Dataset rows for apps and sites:

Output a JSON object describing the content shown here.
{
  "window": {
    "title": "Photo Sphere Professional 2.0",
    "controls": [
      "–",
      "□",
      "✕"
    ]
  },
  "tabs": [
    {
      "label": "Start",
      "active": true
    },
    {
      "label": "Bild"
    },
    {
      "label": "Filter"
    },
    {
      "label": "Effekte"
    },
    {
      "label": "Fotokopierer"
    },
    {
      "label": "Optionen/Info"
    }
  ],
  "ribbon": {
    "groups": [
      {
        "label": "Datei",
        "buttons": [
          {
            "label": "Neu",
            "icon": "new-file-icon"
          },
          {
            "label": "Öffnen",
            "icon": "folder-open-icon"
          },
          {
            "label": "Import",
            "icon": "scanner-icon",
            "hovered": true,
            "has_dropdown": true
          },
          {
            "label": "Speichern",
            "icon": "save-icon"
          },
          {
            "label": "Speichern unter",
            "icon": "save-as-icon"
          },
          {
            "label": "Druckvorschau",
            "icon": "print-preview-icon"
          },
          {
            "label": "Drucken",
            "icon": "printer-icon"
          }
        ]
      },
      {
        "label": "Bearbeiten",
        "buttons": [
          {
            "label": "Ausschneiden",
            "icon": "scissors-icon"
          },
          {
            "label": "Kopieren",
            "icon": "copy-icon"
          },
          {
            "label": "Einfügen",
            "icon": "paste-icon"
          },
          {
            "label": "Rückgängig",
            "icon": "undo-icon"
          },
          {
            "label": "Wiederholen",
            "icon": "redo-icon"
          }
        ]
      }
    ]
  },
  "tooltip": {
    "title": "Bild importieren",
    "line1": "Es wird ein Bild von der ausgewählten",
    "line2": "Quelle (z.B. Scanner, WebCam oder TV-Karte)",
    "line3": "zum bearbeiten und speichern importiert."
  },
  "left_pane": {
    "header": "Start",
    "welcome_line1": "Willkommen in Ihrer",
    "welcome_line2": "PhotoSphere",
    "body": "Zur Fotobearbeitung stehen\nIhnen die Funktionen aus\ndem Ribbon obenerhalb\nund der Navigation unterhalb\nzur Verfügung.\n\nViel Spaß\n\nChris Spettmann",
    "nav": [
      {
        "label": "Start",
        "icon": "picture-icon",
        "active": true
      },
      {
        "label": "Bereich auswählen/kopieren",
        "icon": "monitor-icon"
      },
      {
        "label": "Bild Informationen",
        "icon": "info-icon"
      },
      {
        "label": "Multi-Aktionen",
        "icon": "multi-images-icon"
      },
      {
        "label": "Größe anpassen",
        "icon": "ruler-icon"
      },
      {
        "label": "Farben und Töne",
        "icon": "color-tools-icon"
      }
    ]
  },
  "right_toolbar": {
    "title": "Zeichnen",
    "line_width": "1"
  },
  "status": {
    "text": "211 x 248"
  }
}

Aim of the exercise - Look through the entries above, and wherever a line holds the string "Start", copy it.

Response box -
      "label": "Start",
    "header": "Start",
        "label": "Start",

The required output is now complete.